[h2]But maybe we should title this-Appreciating Cohousing? What’s in a title anyway? The story is the important part! So here are four stories from four of Wolf Willow’s folks:[/h2] [h3]Louise Wisner[/h3][callout font_size=”13px” style=”silver”]I came down with what I thought was ‘flu.  Doctor’s orders were to stay home, rest and drink chicken noodle soup.  Wolf Willow neighbours were checking on me regularly and could see that I was getting worse quickly.   They got me to the hospital where it was determined that I had pneumonia. If I’d still been living on my own, things would have turned out quite differently.  I believe that my neighbours in Cohousing saved my life.[/callout] [callout font_size=”13px” style=”golden”]Faith Rohrbough

New Year’s Eve day my car would not start—turned out to be problems with the transmission.  By the time the insurance company had looked at it three times, two new parts were ordered, and special arrangements made with the key company it was a month before I had my car back.  But I was not without wheels.  Members of Wolf Willow offered to take me places, got me groceries and even loaned me their vehicles—happy to have me use them whenever they did not need them.  What a gift to me, especially the week I had a daily commitment to fill in at my former place of work!  Thanks Friends![/callout] [callout font_size=”13px” style=”periwinkle”]Carmel & Frank Dodd

We were to be out of our home by February 1st. My husband is a collector and had filled a 3 car garage and a shed 24×16!  Finally accepting help, he had a Wolf Willow member with him when he fell, breaking his hip on January 30th. This man organized others to pitch in, finish the move, and deliver “treasures” to our cottage.
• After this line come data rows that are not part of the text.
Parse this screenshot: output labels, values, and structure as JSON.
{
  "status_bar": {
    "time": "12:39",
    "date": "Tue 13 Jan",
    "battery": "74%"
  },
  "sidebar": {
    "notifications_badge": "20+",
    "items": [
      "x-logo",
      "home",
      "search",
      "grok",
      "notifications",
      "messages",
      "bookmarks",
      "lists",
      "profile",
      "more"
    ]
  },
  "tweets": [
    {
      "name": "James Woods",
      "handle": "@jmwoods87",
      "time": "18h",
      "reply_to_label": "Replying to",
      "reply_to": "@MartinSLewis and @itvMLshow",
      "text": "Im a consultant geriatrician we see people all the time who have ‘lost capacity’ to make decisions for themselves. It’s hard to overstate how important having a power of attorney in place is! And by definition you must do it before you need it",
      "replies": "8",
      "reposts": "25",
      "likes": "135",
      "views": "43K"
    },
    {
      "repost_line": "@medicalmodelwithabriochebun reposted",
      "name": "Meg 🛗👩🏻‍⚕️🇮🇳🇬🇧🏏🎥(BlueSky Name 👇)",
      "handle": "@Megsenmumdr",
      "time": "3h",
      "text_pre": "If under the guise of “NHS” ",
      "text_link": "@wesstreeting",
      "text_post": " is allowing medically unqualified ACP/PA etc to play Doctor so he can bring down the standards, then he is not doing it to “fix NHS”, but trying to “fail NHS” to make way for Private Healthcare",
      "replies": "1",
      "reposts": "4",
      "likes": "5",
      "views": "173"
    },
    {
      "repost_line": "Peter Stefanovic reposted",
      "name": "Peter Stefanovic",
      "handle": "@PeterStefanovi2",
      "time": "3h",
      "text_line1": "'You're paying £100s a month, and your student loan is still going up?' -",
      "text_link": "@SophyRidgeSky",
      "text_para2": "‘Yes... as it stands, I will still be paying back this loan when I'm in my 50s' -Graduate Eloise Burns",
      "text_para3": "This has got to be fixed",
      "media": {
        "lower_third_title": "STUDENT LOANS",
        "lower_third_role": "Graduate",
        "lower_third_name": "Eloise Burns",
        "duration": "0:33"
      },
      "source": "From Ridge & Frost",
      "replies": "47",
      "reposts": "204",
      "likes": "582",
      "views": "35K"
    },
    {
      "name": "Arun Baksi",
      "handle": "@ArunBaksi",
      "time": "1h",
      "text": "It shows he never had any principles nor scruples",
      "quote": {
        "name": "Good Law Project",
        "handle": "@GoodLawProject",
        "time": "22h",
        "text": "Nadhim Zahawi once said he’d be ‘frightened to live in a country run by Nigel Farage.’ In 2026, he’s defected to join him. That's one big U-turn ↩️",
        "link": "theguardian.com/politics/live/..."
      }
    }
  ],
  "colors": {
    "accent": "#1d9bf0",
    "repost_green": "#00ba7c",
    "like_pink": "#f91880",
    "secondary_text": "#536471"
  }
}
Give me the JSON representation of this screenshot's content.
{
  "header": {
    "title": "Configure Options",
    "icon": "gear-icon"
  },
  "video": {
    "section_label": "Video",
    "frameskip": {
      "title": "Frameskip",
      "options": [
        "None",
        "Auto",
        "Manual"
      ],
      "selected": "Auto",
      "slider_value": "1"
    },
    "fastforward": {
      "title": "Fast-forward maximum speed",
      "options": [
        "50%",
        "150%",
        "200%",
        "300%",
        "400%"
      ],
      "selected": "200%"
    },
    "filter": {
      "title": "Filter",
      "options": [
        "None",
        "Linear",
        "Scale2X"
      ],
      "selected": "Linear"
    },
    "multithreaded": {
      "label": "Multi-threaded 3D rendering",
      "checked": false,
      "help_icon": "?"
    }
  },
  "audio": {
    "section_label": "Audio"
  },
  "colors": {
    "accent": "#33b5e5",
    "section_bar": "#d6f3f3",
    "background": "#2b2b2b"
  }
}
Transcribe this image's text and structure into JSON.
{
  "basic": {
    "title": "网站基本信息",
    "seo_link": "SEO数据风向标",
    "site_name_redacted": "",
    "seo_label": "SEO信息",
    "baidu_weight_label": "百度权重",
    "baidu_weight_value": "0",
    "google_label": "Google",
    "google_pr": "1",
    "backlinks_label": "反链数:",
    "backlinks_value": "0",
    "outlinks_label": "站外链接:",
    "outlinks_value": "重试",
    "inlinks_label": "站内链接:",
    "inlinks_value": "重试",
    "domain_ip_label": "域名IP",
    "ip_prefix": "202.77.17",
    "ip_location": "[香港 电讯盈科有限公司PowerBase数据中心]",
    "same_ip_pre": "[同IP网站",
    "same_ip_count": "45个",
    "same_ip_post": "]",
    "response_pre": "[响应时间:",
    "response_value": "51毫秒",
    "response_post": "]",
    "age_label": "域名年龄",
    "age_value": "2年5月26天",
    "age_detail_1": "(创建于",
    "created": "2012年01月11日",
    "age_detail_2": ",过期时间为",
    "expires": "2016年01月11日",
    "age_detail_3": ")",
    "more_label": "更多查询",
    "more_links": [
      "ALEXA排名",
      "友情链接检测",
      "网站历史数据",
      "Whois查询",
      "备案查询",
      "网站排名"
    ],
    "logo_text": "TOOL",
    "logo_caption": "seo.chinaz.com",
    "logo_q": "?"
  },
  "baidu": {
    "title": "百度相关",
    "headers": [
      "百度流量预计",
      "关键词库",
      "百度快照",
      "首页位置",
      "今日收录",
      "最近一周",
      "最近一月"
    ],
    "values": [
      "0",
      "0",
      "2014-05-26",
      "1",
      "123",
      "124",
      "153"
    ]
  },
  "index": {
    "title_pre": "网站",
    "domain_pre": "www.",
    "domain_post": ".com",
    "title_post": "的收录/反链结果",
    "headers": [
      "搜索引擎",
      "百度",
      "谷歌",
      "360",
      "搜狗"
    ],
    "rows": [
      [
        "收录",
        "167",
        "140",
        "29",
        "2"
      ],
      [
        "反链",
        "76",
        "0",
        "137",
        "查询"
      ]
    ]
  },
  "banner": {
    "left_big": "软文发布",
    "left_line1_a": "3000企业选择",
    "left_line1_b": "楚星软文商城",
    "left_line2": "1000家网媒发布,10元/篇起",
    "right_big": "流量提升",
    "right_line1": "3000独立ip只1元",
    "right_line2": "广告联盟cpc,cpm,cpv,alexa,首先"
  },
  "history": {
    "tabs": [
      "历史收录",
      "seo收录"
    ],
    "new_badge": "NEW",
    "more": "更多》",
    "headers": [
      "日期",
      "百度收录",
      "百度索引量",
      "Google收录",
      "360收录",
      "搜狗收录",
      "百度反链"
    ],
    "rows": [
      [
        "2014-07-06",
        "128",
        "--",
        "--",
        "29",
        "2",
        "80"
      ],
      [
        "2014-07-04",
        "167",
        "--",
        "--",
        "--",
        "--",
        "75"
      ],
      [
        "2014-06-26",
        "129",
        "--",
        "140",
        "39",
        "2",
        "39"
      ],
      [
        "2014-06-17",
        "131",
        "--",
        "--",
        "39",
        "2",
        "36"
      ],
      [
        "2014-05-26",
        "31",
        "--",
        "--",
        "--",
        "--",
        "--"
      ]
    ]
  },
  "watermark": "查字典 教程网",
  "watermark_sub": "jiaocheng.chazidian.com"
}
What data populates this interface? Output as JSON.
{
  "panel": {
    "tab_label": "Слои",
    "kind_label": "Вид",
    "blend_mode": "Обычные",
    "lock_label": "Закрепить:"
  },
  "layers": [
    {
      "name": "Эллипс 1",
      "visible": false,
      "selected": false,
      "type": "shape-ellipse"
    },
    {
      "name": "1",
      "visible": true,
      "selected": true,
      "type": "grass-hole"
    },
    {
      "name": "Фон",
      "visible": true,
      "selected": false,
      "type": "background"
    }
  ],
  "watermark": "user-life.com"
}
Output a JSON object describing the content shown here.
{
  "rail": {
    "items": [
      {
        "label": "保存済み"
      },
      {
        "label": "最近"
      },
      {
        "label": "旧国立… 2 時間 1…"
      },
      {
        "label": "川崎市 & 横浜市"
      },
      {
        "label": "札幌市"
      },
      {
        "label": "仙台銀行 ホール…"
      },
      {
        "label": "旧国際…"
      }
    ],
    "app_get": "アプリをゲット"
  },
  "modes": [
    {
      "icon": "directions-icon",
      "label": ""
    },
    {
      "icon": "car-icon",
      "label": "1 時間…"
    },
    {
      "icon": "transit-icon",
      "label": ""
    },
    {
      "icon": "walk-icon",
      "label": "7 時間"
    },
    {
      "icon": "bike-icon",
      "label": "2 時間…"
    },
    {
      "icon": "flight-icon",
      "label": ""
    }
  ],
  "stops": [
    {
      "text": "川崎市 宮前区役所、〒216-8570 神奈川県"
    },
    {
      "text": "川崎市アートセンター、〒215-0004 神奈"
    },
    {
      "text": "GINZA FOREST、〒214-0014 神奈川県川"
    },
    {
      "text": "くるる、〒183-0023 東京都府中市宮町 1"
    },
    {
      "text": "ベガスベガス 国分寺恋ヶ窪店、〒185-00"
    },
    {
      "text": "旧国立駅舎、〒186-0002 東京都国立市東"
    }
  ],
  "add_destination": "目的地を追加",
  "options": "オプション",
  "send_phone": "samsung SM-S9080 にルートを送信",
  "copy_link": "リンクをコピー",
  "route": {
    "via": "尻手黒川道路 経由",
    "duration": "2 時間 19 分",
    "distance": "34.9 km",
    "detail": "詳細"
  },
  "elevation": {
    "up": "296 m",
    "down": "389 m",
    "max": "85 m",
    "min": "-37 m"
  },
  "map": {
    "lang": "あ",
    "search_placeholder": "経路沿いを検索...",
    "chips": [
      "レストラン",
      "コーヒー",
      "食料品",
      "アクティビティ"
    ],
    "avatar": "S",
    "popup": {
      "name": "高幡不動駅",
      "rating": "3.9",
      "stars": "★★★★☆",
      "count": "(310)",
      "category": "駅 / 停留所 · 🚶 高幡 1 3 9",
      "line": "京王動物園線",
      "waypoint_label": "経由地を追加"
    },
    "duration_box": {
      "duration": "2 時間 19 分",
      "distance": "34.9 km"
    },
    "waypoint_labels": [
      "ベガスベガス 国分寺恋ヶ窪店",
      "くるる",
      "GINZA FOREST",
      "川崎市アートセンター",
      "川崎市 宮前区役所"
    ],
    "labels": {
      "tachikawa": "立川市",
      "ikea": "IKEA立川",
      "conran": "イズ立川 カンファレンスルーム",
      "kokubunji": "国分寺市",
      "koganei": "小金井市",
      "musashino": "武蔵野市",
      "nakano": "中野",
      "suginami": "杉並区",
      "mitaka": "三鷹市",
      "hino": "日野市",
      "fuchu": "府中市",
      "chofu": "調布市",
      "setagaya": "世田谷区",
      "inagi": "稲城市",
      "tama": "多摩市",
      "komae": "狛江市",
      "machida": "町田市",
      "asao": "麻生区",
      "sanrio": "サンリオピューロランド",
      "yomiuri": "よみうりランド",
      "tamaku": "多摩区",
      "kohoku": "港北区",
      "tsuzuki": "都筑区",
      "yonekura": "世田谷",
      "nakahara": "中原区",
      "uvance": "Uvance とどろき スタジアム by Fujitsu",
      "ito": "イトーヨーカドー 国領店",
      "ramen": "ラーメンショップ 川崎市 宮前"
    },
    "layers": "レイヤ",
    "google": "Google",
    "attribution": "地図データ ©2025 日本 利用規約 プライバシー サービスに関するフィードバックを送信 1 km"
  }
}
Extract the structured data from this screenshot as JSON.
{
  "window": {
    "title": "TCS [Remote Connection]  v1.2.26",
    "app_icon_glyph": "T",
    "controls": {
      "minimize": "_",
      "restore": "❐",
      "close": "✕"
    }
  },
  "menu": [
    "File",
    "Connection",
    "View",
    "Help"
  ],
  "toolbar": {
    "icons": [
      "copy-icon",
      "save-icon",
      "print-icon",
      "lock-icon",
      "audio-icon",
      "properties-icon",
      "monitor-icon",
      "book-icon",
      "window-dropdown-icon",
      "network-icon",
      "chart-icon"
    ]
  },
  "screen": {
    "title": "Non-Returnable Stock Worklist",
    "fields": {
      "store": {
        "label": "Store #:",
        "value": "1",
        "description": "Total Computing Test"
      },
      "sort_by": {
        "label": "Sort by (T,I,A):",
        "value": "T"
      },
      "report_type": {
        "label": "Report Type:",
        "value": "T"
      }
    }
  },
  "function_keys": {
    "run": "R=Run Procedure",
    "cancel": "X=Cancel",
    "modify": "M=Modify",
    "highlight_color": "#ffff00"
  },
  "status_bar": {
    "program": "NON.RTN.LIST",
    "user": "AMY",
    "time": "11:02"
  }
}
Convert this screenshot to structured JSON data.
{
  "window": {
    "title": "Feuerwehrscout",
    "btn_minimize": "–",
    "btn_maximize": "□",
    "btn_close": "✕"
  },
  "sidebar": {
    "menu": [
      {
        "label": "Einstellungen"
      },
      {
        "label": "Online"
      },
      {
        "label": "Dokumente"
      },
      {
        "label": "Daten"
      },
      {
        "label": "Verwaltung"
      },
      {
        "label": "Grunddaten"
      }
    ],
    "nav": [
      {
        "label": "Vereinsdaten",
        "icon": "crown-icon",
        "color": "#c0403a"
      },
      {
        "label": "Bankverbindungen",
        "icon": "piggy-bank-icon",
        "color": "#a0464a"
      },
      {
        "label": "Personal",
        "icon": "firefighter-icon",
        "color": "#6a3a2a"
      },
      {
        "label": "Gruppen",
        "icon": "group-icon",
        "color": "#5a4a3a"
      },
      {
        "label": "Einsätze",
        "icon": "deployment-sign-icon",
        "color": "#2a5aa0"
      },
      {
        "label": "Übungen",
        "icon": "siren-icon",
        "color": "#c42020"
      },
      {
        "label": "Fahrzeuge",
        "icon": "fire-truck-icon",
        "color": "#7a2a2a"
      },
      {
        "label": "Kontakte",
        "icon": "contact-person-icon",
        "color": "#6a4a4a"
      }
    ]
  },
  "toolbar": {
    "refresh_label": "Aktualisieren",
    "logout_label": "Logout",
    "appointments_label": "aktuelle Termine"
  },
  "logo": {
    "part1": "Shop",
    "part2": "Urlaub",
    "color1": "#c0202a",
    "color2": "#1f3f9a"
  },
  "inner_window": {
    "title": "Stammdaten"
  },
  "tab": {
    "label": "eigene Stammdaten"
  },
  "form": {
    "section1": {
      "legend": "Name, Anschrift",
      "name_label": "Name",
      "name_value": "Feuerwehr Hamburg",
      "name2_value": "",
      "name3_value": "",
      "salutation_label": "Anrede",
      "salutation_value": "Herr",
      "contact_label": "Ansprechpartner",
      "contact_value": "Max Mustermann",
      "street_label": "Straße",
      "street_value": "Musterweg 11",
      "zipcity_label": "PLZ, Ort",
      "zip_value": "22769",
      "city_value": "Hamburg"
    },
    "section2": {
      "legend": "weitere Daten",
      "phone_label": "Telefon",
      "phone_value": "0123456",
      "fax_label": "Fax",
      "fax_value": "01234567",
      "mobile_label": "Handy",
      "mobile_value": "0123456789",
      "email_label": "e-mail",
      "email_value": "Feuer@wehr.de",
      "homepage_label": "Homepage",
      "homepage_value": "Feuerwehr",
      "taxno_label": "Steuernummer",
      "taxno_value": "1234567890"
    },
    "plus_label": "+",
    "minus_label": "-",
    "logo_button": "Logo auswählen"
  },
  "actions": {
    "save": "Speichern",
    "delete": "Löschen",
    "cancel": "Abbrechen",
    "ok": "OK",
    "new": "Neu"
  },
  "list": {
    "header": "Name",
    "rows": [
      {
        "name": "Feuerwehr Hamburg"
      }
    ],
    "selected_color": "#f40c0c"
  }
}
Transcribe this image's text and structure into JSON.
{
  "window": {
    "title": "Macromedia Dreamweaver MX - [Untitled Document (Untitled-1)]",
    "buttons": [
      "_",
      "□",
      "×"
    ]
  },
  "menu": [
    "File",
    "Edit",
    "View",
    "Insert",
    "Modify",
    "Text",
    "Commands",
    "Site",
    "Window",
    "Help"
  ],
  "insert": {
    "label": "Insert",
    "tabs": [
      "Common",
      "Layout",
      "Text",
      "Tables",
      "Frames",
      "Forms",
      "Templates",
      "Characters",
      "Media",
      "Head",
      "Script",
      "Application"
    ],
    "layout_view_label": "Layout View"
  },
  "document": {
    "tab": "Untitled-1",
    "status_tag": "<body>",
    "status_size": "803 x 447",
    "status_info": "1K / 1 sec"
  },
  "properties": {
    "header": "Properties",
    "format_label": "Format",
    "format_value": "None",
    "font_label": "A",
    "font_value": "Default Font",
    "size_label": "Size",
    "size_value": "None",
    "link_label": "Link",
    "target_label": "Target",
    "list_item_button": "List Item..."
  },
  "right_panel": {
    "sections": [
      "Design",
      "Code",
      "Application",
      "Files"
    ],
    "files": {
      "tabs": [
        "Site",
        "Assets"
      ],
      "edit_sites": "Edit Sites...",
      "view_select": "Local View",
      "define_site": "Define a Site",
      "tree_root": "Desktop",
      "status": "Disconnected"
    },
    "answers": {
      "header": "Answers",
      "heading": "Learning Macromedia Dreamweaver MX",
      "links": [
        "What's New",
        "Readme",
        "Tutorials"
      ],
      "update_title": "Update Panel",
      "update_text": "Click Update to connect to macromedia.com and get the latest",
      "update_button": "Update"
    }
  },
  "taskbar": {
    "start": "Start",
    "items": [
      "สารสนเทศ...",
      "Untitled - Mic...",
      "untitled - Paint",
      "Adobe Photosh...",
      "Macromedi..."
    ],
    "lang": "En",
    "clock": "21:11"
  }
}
I have relied on him and others in this chaotic time. How can we ever say how we treasure the friendship and meaning of cohousing![/callout] [callout font_size=”13px” style=”limegreen”][callout2]Louise Clark & Eliza Meggs[/callout2] Eliza and I are so pleased that Wolf Willow allows pets because they are great companions, especially if we are aging alone. Our dog, Joey, was welcomed into the community, but just five months after move-in our big-hearted boy died. We received lots of support from our neighbours acknowledging our loss and their appreciation of what a good co-housing dog he had been. One neighbour brought us some flowers. I said, “But you’re not even a dog person.” She replied, “No, but I’m a people person.” So there you have it – the spirit of cohousing in action.[/callout]

As you can see from the anecdotes above, all from the past six months, residents in a cohousing project believe that as we age we will encounter various health issues, some of which we will not be able to manage or overcome on our own. When we see our neighbours experiencing health challenges, we willingly step in to help, knowing the next time it could be our turn.

In developing Wolf Willow Cohousing, we have gone one step further. We have created a building with healthy lifestyles in mind.

The exterior walls at Wolf Willow are R40. Because of the effectiveness of the insulation, each apartment has its own heat exchanger and humidity control. All units have access to sunlight and fresh air from a minimum of two sides. Included in the 3,500 square feet of common space in Wolf Willow, are a number of rooms devoted to our physical, intellectual and artistic  stimulation. For instance, we have multi-purpose rooms devoted to music, arts and crafts. We have an exercise room and a sauna.

In the area outside the building we are involved in intensive gardening. Nearby are walking and bicycles paths connectied to the riverbank and downtown.

We are very happy with our healthy living results. Get in touch some time and drop in for a tour.